REQUIRED WORK:
Within the entries that follow, show each line where the word "lone" occurs.

Stored dataset items:
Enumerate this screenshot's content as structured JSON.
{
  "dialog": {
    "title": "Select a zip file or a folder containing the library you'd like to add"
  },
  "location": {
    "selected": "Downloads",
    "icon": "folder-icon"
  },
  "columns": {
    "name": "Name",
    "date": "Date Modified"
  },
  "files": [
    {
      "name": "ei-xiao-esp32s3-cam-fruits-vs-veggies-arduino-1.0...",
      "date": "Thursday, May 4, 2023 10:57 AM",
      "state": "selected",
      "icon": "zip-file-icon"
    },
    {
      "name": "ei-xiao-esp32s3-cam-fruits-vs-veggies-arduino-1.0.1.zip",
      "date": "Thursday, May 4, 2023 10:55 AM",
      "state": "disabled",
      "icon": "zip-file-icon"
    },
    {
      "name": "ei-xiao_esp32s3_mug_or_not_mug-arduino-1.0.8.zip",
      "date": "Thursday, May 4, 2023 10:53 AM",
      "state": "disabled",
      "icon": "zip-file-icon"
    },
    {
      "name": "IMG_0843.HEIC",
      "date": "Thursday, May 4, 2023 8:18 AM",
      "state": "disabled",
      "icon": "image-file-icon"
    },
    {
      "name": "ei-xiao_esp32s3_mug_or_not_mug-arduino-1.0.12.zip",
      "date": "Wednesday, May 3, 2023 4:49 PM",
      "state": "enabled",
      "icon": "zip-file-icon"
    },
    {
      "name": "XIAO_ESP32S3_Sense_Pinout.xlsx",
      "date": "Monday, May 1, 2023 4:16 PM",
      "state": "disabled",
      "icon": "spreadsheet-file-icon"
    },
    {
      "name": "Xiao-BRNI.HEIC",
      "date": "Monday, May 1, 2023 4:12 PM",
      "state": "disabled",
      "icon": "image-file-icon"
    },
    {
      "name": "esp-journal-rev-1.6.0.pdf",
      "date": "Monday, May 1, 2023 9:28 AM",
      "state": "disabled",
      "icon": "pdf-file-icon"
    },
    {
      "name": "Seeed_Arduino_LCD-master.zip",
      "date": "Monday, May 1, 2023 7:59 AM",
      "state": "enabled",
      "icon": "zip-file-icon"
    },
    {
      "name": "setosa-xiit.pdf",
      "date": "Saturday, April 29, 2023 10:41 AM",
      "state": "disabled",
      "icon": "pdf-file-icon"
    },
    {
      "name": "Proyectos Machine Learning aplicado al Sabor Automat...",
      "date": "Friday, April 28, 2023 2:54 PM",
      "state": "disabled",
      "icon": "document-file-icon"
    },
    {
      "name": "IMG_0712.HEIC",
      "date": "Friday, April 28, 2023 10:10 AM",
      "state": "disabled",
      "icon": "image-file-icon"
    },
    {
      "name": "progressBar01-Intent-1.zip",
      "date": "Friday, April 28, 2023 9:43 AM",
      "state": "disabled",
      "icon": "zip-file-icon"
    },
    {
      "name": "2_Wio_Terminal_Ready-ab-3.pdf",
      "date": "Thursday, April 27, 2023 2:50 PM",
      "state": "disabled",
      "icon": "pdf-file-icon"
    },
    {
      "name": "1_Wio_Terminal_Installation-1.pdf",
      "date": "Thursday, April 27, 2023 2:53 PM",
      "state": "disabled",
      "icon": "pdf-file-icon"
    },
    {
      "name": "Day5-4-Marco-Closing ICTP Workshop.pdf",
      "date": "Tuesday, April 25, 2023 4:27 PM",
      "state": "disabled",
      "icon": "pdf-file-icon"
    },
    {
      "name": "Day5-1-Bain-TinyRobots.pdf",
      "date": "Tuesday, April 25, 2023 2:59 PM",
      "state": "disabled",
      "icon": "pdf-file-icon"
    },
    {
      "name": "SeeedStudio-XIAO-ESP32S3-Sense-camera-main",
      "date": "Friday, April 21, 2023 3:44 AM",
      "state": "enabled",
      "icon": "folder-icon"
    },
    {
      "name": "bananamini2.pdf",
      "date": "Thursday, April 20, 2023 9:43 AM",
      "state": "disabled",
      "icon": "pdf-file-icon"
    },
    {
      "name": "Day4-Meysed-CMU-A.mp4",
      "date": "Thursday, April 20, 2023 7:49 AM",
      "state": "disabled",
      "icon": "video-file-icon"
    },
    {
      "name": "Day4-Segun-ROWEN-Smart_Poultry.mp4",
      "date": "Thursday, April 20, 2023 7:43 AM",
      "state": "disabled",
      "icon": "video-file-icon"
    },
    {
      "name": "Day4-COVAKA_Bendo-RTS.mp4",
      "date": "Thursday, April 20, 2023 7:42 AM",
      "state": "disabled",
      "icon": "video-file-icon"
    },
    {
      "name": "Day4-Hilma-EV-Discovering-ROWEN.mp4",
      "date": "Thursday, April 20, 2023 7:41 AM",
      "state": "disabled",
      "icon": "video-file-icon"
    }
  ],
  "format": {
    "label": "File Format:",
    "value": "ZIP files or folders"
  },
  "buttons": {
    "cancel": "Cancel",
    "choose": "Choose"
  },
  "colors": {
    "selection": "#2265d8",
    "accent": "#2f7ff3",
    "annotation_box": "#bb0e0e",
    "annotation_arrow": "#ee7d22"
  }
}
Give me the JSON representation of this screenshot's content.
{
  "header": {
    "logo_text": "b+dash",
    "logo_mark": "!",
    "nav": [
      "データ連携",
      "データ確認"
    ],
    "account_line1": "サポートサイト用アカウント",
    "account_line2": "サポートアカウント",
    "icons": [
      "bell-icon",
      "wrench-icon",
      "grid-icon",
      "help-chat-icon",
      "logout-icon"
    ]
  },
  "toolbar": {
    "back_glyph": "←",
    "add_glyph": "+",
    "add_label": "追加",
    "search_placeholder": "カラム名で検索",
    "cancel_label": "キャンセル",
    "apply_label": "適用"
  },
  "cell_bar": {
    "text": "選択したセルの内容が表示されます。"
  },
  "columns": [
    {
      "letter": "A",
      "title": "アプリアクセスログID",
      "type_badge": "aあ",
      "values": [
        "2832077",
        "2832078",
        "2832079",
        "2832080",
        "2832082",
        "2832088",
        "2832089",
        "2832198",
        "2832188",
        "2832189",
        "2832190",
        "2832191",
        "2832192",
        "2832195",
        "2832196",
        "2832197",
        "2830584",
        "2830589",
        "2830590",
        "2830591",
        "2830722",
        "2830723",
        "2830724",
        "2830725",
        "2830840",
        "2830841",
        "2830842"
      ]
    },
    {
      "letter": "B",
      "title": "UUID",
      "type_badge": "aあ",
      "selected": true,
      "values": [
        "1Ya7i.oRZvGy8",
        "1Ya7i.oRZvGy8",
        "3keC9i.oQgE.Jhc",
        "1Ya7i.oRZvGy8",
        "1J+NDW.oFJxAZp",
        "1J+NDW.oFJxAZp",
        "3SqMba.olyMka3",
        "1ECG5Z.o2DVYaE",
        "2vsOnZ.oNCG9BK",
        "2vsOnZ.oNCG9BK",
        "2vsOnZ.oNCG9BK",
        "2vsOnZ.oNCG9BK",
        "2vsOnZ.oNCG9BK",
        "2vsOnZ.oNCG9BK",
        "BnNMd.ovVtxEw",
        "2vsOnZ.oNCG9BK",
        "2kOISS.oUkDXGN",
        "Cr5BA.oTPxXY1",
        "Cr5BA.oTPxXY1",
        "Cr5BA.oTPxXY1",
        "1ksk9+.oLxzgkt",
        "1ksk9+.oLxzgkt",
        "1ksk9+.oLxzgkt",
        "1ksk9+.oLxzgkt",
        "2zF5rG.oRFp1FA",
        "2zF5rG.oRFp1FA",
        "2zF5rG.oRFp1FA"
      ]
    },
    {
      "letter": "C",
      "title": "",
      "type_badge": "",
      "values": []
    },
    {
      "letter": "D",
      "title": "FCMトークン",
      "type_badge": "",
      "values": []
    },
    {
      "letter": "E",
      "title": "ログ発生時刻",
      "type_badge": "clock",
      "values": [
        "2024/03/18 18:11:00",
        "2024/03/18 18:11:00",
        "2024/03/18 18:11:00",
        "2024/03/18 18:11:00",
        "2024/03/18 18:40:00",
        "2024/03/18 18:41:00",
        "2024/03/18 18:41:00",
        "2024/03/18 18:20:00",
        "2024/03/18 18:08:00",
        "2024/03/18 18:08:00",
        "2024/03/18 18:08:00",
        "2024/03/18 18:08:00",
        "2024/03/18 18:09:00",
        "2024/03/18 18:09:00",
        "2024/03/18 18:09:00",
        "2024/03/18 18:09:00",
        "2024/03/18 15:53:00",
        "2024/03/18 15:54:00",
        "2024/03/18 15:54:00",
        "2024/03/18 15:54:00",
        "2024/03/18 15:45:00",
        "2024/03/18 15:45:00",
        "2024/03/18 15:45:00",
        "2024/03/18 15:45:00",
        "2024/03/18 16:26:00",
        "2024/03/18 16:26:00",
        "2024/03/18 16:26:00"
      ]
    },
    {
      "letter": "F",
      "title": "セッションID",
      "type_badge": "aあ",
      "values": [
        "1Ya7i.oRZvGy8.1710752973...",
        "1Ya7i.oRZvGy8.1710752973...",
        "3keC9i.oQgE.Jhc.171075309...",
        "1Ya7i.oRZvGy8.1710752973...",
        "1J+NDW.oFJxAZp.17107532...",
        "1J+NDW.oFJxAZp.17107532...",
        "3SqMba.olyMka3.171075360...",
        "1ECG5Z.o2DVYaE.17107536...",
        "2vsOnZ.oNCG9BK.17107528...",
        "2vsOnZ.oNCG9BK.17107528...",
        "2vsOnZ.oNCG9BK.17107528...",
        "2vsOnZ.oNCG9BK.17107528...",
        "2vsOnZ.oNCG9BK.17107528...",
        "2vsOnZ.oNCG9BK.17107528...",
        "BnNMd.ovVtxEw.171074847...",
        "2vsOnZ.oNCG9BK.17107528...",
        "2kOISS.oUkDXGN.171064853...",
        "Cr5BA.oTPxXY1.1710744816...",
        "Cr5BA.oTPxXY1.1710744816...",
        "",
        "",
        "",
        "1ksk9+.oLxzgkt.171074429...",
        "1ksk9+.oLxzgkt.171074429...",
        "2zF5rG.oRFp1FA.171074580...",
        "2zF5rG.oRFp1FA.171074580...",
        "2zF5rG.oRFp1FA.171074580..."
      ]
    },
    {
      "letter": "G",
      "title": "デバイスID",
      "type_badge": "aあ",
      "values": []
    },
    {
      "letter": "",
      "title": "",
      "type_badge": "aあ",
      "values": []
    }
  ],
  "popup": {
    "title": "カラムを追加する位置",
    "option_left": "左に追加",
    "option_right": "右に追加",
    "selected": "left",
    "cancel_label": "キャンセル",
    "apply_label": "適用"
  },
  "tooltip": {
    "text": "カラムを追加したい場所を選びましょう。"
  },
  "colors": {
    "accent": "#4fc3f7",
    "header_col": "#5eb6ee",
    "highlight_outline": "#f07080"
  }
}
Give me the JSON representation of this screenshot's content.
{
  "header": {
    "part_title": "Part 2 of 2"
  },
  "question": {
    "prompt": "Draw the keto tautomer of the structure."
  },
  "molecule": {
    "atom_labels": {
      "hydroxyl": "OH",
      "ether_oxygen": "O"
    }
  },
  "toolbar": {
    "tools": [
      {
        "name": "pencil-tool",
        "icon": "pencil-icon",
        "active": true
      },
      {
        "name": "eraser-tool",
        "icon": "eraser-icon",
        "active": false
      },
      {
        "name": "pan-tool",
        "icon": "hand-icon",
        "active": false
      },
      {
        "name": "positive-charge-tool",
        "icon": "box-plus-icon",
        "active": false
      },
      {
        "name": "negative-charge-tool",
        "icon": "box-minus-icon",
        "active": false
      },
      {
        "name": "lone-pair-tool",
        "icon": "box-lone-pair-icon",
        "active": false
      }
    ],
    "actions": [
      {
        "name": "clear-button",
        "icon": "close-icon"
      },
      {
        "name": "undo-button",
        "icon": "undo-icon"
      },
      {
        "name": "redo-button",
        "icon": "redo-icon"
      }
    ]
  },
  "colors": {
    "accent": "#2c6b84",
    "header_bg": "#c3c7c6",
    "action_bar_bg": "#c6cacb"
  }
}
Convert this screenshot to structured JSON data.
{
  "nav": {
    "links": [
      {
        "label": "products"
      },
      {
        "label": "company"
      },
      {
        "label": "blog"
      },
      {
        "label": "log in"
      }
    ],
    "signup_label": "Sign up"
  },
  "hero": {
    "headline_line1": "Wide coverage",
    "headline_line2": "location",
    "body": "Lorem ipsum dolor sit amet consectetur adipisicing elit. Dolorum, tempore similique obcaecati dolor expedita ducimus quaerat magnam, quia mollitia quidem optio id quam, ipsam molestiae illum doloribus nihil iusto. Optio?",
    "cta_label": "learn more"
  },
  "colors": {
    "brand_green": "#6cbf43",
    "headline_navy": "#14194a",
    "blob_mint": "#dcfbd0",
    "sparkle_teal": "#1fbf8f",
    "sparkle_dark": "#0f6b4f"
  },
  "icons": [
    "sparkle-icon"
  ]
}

SOLVED EXERCISE:
        "name": "lone-pair-tool",
        "icon": "box-lone-pair-icon",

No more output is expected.